The reasonable case for a Trump self-pardon

There are downsides to accepting a pardon, including the waiver of his Fifth Amendment rights. Trump might be immune from federal prosecution for supposed crimes committed during or even well before his term in office, but he would still be legally obligated to answer questions in any future showboating hearings House Democrats choose to conduct on pain of charges for contempt. This is something he would probably prefer to avoid.

One also gets the impression that a pardon is exactly what his successor is hoping for. Instead of having to decide whether appeasing the Arlington dog moms chanting “Lock him up!” should be the first priority of his administration, Biden could simultaneously insist that he is taking the high road and lament his inability to direct the Justice Department to investigate Trump.
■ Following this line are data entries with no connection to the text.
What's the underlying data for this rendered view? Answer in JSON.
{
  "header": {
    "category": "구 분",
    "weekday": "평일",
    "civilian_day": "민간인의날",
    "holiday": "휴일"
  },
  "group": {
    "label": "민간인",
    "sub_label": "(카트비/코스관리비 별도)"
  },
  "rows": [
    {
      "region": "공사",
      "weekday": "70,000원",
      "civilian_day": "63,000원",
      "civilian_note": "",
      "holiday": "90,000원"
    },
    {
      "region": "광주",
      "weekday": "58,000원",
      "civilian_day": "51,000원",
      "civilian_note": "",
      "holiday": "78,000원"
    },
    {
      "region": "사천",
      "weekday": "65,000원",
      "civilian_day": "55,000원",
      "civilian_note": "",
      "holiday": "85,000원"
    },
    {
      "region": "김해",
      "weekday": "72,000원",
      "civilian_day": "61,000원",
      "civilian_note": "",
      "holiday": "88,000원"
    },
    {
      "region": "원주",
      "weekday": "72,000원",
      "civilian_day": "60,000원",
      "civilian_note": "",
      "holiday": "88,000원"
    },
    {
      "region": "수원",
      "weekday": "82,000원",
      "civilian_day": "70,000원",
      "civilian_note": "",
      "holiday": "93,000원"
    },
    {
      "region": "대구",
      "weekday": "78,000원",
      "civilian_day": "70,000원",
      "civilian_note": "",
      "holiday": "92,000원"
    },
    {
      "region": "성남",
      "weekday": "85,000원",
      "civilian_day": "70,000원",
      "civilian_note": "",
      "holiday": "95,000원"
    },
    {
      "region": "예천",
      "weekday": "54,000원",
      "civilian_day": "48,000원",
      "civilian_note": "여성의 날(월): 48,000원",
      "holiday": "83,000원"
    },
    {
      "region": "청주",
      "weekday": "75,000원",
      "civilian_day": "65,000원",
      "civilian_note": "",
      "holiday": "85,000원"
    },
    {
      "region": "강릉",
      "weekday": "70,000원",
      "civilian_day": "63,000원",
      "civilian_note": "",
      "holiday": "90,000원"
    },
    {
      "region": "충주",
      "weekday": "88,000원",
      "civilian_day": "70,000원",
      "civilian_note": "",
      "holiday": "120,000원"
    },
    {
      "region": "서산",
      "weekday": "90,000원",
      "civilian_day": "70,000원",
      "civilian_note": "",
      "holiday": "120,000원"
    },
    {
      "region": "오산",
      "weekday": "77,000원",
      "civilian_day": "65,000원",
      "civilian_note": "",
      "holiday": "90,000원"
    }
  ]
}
All the dirty work could be left to state-level authorities, who have a vast range of tax and other relevant statutes at their disposal. As a lawyer friend in New York put it to me recently, “Trump is going to be holding remote campaign rallies in 2024 from either Dubai or Sing Sing.”